Four years of hormone-replacement therapy (HRT) started soon after the onset of the menopause improved depression and anxiety in healthy women without promoting or worsening cardiovascular disease, the results of the KEEPS study show.
The study, presented at the North American Menopause Society 2012 Annual Meeting held in Orlando, Florida, US, involved 700 women who took either oral conjugated equine oestrogens (Premarin®) 0.45 mg/day (lower than the 0.625 mg/day used in the Women’s Health Initiative [WHI] study), transdermal oestradiol (Climara®) 50 micrograms/day, or placebo. Women taking the active oestrogens received 200 mg of micronised progesterone for 12 days each month.
As expected, both types of hormone therapy relieved menopausal symptoms, such as hot flushes and night sweats and had favourable effects on bone mineral density compared with placebo.
WHI results hinted that the timing of therapy may be important. In general, the women in WHI started hormone therapy at an older age (mean age 63 years) than in most previous studies. In KEEPS, however, all the women were within three years of menopause when they entered the study (mean age 52) and had no evidence of cardiovascular disease.

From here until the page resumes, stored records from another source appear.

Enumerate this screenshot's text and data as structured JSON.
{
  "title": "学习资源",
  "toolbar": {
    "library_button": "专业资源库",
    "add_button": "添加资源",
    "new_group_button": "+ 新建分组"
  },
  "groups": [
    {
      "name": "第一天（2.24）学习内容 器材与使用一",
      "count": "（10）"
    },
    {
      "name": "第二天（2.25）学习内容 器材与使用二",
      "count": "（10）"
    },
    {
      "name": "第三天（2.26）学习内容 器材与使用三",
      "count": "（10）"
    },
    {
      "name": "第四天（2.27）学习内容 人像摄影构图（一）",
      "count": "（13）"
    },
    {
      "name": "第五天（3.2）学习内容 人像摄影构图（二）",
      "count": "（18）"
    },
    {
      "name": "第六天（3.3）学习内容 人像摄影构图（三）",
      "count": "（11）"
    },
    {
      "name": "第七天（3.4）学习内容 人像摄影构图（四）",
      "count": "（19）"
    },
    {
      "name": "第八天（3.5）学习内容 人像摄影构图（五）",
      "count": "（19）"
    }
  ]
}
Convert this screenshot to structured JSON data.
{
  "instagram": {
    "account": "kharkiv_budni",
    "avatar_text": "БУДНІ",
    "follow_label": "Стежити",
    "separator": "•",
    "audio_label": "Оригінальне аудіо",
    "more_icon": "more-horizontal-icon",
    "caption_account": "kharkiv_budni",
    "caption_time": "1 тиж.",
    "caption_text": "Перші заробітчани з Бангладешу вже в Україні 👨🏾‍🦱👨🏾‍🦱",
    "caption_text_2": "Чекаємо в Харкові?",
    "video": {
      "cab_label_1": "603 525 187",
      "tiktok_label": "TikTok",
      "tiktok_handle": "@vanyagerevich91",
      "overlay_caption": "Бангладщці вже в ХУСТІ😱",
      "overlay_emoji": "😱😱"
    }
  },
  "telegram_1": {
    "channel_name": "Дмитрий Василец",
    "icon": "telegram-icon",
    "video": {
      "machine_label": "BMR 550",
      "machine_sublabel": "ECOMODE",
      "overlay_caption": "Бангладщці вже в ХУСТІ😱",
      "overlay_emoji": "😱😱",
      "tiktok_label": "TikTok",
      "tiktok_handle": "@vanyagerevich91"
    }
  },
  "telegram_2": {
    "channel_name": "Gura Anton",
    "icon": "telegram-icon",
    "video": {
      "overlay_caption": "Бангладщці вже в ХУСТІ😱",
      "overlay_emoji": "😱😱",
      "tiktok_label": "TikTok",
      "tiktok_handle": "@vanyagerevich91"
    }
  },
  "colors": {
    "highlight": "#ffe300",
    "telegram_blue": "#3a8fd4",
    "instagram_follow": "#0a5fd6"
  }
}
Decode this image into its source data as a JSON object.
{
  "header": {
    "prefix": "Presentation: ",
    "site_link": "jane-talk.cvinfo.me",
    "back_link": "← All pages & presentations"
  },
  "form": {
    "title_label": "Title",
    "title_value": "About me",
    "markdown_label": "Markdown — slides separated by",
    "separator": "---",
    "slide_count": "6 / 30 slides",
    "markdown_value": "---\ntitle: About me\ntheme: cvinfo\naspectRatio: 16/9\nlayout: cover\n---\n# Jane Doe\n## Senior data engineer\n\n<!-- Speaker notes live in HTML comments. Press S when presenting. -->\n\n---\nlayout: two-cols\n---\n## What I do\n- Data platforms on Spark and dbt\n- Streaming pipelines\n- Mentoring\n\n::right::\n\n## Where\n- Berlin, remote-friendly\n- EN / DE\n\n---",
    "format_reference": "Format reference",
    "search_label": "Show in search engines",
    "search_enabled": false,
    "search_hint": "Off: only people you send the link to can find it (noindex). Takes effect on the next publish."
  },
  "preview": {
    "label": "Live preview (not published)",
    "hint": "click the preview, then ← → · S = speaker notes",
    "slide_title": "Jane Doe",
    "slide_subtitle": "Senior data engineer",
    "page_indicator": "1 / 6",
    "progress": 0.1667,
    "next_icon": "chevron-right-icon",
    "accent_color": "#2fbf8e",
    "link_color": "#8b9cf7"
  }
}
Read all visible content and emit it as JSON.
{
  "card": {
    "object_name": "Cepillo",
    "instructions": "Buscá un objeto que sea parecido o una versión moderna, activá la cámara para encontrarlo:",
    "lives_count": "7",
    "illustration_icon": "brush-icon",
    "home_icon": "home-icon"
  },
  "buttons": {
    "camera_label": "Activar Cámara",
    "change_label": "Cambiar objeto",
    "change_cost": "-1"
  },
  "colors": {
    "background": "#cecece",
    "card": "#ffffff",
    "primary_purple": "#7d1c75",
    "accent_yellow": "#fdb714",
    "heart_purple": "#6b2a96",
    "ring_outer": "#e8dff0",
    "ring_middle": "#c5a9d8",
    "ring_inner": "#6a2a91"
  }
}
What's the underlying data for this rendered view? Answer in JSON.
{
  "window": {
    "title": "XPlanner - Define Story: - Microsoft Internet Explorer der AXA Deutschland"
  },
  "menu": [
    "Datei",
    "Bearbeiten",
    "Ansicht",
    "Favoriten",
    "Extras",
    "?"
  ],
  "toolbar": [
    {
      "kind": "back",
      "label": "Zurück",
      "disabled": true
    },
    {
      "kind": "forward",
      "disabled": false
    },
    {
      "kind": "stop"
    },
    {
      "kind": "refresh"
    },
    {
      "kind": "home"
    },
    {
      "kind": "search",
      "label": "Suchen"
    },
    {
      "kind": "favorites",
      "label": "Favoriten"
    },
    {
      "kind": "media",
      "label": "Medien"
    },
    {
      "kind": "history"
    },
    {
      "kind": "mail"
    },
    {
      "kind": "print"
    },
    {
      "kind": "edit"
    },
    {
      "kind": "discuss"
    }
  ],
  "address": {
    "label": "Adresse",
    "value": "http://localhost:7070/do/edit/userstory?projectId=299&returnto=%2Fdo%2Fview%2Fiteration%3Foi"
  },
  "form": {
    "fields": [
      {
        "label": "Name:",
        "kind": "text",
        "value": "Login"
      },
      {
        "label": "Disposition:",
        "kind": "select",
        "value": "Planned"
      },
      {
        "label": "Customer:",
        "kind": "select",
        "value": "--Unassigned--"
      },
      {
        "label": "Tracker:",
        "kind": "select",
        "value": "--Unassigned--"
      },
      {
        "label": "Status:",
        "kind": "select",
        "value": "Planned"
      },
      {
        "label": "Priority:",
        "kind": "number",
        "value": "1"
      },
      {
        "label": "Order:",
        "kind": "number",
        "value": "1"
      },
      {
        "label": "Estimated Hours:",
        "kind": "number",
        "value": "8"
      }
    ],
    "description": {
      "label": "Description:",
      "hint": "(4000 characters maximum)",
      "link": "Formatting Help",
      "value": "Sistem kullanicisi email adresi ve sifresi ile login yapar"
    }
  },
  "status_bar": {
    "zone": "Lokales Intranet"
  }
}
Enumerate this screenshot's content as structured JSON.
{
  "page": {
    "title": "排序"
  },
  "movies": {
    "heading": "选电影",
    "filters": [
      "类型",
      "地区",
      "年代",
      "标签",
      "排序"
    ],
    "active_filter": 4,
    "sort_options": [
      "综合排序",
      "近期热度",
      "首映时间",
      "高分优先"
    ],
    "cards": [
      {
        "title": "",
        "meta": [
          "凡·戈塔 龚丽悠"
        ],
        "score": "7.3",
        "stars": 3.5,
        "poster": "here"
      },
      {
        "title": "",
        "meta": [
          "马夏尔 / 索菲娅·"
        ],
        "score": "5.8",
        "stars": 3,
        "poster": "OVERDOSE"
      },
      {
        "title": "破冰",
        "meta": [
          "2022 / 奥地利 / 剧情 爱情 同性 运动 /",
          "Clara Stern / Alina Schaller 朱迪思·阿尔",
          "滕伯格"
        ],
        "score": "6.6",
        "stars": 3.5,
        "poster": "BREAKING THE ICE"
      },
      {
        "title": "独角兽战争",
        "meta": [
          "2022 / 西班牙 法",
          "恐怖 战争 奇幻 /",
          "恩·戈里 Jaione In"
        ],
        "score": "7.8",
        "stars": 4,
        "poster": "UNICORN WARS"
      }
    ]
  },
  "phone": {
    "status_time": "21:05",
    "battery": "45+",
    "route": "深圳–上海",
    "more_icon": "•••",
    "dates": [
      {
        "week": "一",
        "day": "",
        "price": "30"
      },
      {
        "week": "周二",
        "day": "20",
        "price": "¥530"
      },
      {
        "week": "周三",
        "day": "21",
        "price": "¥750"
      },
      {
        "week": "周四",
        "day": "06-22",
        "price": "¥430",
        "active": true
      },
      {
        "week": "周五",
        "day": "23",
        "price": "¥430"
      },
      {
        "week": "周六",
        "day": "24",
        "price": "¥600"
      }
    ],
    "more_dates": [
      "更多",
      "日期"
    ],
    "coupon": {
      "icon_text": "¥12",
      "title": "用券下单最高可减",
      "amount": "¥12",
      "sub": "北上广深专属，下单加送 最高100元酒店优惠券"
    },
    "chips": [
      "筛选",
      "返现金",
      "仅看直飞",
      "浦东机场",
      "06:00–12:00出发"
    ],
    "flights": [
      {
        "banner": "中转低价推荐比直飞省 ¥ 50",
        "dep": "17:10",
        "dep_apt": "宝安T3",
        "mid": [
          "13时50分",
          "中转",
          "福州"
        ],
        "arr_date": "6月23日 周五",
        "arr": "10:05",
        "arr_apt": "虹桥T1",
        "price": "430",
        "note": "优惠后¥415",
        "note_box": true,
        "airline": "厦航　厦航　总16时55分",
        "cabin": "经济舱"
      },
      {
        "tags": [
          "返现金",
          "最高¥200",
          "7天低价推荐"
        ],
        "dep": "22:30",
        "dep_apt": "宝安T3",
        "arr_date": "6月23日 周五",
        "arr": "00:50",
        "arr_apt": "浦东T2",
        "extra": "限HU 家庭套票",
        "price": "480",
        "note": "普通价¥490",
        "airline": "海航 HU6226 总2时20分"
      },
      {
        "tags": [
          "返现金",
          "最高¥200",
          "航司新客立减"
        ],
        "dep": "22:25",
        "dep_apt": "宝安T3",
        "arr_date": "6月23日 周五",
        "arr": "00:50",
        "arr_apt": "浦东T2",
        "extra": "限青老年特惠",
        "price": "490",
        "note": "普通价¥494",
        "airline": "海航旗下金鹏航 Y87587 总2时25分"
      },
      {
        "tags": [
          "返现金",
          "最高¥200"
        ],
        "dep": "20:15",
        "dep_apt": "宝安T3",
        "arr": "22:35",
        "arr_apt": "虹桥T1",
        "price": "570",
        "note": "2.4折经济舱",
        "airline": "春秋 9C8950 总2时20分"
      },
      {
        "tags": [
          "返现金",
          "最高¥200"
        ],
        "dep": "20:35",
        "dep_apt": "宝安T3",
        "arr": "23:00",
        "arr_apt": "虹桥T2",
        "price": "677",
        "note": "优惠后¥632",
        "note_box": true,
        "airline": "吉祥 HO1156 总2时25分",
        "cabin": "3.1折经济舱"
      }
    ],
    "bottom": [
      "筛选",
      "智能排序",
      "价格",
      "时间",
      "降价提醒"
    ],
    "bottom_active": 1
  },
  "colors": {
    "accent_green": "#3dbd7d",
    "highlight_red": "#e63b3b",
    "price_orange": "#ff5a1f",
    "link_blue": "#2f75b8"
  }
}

In KEEPS, oestrogen therapy did not increase blood pressure levels. Oral oestrogen had small but favourable effects on high-density lipoprotein and low-density lipoprotein but increased triglycerides and C-reactive protein. Transdermal oestrogen had no effect on biomarkers but improved glucose levels and insulin sensitivity. Carotid ultrasound showed no differences in the progression of arterial wall thickness among the three treatment groups. There was a non-significant trend toward less progression of coronary artery calcium in the hormone therapy groups.